And that's where I think the Democratic Leadership Council comes in. We're ready to cast them aside, but let's remember that former President Bill Clinton believes in them, and he was the last Democrat to actually win the White House. It seems that the left wants to listen to Gov. Dean and others on the far left who seem to be speaking for the Democratic National Committee, and that's fine -- they have something to say, we should listen, and then we should discuss it. But let's remember that Gov. Dean couldn't even win the presidential primaries for 2004, let alone the general election. Meanwhile, we have both of the Clintons (AKA, successful politicians) involved in the Democratic Leadership Council, along with a number of respected (and successful!) politicians in the Senate, the House, and throughout the state governments. Yes, let's listen to Gov. Dean -- but let's not listen only to Gov. Dean, while ignoring the politicians who can actually get elected outside the state of Vermont. Are we really willing to follow Gov. Dean into the Democratic Party's destruction? Because that's what's going to happen if we listen only to Gov. Dean, and don't listen to the group which is represented by, among others, the last Democrat to win the White House.

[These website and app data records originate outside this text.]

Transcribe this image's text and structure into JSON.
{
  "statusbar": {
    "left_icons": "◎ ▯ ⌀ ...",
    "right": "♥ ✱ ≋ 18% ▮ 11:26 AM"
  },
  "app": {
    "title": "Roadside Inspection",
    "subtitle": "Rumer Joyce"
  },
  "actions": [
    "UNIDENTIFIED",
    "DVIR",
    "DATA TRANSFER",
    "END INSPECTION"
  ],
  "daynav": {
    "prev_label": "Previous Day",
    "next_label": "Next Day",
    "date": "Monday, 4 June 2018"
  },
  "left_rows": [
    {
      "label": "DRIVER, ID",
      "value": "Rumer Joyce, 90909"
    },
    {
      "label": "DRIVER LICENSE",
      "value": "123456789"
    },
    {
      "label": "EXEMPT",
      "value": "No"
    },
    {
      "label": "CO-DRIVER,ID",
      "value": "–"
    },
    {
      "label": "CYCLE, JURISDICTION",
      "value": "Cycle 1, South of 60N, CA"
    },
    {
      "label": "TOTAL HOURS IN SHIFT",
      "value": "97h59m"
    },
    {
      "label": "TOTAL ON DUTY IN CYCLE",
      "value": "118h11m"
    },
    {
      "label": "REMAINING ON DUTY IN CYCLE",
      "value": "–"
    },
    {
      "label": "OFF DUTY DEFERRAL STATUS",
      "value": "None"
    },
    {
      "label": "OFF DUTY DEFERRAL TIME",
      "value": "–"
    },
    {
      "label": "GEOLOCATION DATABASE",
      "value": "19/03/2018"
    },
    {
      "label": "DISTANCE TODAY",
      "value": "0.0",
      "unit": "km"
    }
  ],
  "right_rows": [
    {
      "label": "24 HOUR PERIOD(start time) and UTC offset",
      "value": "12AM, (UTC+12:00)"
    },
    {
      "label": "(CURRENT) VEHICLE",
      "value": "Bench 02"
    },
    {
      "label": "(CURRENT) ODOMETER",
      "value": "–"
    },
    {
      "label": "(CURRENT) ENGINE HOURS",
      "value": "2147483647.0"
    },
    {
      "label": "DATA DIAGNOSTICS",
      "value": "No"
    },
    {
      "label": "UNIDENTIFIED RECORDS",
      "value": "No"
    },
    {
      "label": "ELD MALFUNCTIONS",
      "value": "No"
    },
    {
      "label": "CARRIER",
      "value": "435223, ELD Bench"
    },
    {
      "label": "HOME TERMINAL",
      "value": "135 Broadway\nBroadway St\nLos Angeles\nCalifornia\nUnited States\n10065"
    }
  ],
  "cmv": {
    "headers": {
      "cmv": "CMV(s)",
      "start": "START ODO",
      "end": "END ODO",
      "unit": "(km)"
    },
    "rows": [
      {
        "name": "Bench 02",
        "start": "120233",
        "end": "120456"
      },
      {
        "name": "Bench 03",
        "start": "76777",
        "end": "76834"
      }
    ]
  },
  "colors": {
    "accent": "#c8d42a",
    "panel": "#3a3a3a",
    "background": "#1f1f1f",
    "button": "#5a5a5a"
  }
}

It's true that the Democratic Party has problems right now. The fifteen Democrats who voted for CAFTA in the House, the many Democrats who voted for the energy bill, the three Democratic senators who voted for cloture on the Bolton nomination -- these are all personifications of the Democratic problem, and the Democratic problem is a loss of focus. In order to get our focus back, we need to dialogue with one another, not bicker with one another. The Democratic Leadership Council is an important participant in this dialogue, as is the Democratic National Committee. The latter currently represents the far left (we can argue about it all day, but it's true), whereas the former currently represents the moderate elements within the party. All of these voices are important, and all of these voices must be heard and acted upon, if we ever hope to win another election. Alienating any of these voices is political suicide for Democrats; we already committed political suicide in 2004, let's not do it again.

(Cross-posted to Quo Vadis).